Among the lines below, copy each one in which "table" appears.
____________________
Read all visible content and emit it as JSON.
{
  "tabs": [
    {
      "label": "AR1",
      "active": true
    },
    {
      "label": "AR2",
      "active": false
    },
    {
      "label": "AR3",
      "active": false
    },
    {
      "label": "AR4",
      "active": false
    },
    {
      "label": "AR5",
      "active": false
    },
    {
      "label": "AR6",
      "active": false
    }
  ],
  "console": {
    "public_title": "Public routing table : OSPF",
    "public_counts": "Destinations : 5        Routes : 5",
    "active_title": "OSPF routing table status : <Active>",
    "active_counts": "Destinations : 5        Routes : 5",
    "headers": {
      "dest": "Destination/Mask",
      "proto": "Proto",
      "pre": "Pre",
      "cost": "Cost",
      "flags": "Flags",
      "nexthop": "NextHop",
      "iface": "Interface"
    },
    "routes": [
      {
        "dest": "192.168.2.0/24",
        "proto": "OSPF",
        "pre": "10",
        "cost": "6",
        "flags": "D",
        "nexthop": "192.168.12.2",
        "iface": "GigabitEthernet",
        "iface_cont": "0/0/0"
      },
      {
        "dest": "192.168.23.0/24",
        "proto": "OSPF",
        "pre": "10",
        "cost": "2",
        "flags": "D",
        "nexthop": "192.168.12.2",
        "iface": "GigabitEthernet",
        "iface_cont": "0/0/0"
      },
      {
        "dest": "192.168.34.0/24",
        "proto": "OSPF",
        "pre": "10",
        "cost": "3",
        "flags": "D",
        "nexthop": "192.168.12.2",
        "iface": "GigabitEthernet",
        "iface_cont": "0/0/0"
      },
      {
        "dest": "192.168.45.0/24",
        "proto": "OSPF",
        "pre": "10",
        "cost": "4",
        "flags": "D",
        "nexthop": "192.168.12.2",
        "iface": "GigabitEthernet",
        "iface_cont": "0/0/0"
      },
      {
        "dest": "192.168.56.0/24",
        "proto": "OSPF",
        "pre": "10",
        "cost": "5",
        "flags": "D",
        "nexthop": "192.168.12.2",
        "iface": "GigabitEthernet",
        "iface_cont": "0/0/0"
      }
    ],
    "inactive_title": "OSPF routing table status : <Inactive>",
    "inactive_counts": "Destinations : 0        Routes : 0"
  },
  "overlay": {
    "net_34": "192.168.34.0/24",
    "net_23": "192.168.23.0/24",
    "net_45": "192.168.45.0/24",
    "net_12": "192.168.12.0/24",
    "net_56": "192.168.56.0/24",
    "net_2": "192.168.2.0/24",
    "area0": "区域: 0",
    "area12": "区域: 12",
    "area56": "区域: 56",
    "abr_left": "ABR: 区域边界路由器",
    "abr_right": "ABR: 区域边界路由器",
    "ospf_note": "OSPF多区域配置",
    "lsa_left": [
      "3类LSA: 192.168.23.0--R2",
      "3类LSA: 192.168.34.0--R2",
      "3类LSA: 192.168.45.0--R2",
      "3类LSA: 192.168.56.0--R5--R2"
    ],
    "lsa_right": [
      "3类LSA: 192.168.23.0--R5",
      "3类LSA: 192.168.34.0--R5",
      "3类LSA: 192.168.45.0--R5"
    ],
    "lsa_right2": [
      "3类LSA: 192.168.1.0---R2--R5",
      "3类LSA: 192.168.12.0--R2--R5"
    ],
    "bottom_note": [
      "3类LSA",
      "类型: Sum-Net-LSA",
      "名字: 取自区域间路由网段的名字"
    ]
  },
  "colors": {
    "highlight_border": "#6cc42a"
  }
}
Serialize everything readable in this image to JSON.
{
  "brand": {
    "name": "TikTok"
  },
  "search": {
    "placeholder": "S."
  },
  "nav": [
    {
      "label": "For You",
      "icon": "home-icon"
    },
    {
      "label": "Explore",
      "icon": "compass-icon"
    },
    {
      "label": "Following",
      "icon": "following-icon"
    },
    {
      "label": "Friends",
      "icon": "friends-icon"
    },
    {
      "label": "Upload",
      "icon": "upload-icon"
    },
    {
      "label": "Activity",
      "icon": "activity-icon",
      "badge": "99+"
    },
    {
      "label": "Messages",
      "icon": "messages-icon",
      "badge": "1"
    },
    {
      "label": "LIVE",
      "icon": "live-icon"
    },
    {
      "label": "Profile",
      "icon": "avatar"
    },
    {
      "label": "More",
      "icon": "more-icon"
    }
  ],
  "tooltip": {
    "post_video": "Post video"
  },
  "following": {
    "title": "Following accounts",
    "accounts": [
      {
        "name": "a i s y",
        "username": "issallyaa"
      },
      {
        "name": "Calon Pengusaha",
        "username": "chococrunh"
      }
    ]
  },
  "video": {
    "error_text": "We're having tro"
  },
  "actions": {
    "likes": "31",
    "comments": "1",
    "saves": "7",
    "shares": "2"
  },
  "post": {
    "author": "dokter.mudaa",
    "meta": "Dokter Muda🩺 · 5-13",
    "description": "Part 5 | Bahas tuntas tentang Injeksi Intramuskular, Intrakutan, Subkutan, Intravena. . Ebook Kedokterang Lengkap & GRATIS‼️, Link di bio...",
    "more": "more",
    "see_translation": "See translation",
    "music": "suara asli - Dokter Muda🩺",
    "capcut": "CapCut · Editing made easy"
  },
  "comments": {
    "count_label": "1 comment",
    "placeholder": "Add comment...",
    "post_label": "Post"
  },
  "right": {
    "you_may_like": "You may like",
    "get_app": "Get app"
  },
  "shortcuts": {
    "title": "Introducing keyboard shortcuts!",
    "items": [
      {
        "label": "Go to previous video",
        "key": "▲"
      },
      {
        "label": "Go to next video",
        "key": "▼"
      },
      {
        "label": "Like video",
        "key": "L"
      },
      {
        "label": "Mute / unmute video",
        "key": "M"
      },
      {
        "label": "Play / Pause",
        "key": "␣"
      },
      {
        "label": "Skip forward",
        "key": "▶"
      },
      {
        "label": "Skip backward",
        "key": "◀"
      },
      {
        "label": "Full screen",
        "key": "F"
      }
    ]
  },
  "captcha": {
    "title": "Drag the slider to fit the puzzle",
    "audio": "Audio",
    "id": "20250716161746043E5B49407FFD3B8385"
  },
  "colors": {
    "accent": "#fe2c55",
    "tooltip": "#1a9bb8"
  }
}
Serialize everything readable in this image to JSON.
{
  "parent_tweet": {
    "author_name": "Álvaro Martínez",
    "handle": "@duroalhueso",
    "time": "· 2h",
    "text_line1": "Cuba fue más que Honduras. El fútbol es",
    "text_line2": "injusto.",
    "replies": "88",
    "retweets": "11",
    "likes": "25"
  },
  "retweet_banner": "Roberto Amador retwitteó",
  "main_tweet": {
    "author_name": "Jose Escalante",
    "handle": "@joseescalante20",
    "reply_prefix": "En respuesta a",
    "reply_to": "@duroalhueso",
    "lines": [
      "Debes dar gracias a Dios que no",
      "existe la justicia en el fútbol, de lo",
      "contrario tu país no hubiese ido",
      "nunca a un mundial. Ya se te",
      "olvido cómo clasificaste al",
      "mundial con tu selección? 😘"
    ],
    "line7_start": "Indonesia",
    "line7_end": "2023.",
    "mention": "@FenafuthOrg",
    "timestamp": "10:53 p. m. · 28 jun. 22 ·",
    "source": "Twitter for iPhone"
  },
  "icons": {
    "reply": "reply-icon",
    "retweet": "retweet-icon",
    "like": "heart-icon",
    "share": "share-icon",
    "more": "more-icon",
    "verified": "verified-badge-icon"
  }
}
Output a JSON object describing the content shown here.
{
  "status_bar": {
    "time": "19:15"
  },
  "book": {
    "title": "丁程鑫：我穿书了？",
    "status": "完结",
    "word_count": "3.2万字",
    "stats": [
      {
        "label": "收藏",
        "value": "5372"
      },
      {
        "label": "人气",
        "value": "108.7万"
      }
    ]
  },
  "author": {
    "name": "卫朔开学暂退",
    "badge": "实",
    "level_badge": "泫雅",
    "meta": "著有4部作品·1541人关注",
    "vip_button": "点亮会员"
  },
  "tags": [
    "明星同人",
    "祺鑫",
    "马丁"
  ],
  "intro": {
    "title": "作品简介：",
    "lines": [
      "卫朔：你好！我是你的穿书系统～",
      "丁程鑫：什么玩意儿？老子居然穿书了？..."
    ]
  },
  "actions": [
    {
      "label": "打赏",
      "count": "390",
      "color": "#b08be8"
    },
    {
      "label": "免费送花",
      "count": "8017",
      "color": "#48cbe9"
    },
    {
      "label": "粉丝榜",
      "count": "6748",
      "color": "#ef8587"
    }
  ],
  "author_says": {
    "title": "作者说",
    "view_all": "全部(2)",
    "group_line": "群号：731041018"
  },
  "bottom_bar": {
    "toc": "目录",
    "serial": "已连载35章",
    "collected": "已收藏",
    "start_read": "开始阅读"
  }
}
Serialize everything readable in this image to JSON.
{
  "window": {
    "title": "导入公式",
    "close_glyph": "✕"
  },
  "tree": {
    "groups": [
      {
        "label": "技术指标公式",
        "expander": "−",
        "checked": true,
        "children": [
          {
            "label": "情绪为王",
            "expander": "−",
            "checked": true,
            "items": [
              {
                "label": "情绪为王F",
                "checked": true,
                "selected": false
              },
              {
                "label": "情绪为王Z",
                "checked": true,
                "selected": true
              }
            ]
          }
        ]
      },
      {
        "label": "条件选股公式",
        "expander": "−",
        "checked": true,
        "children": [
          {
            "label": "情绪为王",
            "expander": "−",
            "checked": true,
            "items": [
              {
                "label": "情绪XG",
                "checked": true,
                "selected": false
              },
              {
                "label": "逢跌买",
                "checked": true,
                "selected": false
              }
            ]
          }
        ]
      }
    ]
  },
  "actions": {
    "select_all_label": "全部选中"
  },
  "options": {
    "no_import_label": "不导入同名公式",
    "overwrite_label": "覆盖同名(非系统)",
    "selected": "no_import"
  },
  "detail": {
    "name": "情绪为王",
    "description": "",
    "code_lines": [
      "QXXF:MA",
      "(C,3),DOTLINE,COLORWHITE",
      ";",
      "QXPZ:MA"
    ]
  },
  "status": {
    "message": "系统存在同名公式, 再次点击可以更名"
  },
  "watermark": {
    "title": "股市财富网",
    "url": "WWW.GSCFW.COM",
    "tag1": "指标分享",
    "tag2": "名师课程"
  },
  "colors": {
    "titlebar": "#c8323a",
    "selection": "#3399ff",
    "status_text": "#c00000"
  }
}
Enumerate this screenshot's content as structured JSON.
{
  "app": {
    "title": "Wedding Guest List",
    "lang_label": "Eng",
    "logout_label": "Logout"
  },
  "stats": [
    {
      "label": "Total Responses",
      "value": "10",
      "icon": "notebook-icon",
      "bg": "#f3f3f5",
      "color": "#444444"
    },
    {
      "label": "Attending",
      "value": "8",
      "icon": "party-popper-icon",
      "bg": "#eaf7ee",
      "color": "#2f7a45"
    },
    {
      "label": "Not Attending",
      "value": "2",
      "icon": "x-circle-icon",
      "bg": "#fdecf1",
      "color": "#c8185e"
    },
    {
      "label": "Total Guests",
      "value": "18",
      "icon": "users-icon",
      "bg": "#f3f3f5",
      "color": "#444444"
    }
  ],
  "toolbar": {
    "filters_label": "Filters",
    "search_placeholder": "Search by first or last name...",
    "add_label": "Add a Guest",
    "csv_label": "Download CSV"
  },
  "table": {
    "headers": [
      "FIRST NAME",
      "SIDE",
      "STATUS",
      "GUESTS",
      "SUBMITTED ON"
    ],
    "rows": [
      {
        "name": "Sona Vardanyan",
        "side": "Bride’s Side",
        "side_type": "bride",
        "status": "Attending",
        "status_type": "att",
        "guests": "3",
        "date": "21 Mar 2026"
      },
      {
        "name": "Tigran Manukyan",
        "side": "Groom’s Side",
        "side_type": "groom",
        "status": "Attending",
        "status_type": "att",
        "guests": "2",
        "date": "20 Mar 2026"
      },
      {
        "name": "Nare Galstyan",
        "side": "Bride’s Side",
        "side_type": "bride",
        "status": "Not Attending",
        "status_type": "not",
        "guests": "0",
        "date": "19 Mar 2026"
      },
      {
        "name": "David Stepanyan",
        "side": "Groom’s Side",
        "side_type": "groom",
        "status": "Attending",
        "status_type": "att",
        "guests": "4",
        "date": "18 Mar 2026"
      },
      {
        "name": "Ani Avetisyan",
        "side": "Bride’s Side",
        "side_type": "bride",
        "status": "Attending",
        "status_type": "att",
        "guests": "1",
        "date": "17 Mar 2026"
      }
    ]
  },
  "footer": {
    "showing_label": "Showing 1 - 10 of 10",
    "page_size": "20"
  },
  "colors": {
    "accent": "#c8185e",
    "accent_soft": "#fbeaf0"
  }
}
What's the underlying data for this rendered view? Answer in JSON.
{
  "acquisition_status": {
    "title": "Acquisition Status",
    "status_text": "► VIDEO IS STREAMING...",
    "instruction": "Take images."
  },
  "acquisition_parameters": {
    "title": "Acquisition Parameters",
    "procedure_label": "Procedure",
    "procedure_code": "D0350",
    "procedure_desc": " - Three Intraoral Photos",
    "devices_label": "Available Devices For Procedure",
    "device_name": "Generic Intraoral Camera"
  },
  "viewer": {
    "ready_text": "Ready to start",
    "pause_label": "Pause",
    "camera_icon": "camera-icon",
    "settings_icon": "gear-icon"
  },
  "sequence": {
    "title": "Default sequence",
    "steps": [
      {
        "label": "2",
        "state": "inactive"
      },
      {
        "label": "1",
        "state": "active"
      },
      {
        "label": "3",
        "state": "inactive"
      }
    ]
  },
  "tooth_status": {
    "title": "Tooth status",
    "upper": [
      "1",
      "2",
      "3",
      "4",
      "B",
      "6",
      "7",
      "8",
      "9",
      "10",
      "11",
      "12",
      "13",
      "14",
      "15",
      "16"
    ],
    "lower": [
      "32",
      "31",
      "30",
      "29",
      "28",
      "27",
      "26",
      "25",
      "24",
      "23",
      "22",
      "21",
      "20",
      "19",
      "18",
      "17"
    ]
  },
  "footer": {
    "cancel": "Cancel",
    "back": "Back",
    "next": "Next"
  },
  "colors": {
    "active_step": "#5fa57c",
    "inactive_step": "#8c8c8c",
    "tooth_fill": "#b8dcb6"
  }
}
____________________
## Task output
    "public_title": "Public routing table : OSPF",
    "active_title": "OSPF routing table status : <Active>",
    "inactive_title": "OSPF routing table status : <Inactive>",
  "table": {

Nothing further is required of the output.